Hometown: Pendleton, Oregon
Occupation: Food bank volunteer; retired teacher; traveler; adventurer; Ecumenical Advocacy participant; eternal learner.
Church affiliation: Presbyterian
Heroes: Mitri Raheb, Thích Nhất Hạnh, Nelson Mandela, Dalai Lama, and husband Andrew.
Relation to Sojourners: Sustainer’s Circle monthly donor
I Sojourn Because: I would like to bring more peace and more justice to those around me who suffer.
Influenced in her early 20s by the civil rights movement, Barbara learned about Sojourners during the time that she and her husband served in Tanzania with the Peace Corps. Experiences interacting with folks diverse in religious belief and race during this time profoundly influenced her understanding of faith and social justice.

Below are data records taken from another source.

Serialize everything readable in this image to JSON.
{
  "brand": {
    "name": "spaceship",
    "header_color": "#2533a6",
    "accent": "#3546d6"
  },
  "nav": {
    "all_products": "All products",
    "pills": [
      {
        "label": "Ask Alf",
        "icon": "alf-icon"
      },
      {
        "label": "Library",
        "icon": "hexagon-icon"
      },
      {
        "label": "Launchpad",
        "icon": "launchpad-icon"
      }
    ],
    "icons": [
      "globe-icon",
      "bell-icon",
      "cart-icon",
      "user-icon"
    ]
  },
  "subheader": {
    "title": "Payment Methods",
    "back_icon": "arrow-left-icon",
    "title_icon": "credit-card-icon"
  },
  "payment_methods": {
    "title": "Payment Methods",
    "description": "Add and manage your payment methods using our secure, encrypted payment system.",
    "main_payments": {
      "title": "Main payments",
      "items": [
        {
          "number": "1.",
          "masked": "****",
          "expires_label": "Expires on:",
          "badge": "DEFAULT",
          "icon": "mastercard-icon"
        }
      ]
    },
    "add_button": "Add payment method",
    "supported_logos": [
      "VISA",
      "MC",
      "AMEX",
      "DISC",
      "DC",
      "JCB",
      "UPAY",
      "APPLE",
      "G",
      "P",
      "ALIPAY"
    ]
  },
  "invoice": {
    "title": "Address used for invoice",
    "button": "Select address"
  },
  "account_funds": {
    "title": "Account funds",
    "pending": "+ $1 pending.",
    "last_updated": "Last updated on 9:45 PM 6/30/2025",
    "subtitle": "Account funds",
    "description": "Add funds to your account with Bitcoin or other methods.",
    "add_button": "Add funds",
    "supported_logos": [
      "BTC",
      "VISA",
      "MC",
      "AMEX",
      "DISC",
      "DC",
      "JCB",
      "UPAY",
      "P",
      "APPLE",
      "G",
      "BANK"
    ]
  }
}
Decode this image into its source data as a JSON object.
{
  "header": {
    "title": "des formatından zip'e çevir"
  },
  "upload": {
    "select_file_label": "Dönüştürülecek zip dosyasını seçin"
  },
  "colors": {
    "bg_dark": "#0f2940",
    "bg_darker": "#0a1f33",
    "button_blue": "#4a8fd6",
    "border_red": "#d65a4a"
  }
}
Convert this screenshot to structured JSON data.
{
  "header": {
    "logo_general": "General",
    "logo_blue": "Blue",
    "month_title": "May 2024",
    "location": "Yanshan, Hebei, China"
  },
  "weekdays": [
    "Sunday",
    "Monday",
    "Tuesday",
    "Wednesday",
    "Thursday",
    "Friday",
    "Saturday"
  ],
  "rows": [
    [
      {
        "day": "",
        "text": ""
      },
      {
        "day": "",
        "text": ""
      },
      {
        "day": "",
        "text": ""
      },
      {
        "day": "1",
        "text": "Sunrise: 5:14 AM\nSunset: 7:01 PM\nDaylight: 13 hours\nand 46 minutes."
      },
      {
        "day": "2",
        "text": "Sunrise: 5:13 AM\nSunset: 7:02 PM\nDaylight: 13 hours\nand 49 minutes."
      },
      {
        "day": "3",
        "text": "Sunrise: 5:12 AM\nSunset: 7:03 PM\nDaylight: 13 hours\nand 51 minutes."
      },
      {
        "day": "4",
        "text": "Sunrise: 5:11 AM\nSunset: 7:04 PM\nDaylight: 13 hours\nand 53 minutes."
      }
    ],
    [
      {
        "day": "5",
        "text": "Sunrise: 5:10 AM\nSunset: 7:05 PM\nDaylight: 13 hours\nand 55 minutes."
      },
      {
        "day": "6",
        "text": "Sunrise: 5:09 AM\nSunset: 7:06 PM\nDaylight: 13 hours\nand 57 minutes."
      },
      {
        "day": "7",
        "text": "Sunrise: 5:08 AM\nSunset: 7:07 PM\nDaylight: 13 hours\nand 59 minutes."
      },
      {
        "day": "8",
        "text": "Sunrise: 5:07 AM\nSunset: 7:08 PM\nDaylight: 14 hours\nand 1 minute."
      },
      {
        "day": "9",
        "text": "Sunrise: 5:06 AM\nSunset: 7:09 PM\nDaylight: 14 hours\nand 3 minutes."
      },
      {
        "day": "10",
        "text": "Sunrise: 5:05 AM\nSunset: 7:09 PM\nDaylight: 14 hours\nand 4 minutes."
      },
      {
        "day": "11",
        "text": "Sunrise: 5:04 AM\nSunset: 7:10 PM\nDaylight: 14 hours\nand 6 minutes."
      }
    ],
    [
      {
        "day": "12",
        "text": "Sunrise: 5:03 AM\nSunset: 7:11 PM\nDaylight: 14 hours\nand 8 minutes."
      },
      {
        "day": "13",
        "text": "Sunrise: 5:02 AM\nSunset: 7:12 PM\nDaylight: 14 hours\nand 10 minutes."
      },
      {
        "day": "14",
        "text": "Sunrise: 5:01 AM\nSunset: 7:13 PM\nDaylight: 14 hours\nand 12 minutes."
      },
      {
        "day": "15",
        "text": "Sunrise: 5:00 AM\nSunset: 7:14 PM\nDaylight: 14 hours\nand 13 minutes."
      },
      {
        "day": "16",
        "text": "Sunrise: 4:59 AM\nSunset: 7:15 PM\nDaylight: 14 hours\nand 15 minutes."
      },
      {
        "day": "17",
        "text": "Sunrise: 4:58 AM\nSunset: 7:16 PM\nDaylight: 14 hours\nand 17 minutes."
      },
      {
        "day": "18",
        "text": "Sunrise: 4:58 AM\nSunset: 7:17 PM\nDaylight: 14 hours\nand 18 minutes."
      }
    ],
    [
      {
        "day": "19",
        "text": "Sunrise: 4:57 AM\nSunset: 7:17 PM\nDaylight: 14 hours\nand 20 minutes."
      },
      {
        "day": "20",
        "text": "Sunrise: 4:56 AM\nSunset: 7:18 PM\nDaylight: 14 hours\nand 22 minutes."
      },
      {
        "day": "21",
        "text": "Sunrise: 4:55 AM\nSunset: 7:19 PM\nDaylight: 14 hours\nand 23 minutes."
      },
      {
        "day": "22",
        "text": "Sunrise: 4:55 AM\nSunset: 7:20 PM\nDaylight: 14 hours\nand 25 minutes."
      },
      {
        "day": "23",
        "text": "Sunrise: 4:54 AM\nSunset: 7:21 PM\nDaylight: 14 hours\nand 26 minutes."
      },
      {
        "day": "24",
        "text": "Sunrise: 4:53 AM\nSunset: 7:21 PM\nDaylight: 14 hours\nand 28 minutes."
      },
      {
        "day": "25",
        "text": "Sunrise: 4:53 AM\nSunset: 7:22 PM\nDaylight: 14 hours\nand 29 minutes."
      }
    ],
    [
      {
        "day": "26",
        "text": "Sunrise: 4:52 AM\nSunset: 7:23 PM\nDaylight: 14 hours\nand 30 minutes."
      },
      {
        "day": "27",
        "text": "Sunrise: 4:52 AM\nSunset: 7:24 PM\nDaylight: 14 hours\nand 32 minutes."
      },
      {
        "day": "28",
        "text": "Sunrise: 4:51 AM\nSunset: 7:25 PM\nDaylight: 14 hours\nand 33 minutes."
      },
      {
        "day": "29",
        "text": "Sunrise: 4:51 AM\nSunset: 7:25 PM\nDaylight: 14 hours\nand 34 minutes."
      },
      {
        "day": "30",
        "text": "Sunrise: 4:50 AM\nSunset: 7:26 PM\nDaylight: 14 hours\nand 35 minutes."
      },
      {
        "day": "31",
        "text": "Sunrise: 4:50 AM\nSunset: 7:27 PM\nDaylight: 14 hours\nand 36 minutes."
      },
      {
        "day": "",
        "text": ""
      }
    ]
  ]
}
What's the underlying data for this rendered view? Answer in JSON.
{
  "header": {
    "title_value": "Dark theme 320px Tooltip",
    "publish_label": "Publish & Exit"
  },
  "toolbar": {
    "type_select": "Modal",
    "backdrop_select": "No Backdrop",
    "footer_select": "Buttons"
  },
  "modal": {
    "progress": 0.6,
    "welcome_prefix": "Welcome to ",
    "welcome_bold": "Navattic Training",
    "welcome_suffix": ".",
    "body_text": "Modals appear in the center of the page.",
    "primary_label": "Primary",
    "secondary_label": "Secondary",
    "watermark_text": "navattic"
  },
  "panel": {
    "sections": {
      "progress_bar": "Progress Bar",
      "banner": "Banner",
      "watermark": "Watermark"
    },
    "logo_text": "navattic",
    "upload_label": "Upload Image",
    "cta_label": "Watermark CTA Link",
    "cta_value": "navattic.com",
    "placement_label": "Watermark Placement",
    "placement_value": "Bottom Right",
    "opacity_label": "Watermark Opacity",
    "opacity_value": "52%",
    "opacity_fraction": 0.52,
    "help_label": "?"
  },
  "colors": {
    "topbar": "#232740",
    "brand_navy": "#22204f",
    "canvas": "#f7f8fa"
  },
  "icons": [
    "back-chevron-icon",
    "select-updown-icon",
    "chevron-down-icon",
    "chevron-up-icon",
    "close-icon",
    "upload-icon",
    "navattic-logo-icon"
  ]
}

She shares that her life has been influenced by Catholics and Mennonites, pagans and Methodists, Anglicans, Quakers, Hindus, and Buddhists: “At the core, a lot of us on the planet are looking for the same thing: to get along with one another, to have enough to eat, [and] to be able to live with some measure of safety and security.”
While raising her children, both biological and adopted, Barbara moved back to Oregon where she began teaching at community college and with a Corrections facility at a medium security prison. Here, she witnessed the systematic racism done unto Hispanics and African-Americans as they were literally incarcerated away from their families and support systems. Barbara continues to be an advocate for social justice as a participant in the annual Ecumenical Advocacy Days, a national gathering of Christians with a shared tradition of justice covering such topics as gun violence and mass incarceration, where she is committed to bringing back inspiration and information to her friends and neighbors in Oregon.
Nowadays, Barbara spends her time volunteering with the homeless population of Pendleton at the food bank, striving to serve others in a way that affirms each person’s dignity. She has travelled all over the world to become educated on other world conflicts, spending time in Palestine/Israel, India, Europe, and Kenya, as well as travelling with “Voices from the Border and Beyond” to visit Sanctuary Movement churches, Border Control, and other facets of the immigration story in Mexico and Guatemala, passionately believing that “the policies that our government creates create a lot of suffering for a lot of people, without our generally ever realizing that’s what happening.”
As Barbara works in her own community against systems of exploitation, what gives her the most hope is the next generation.
“New technologies allow young people to be aware of the joys, sorrows, sufferings, and privileges of the Other.”
Barbara is truly a witness for shalom in her community, and we’re so glad we get to partner together in this work!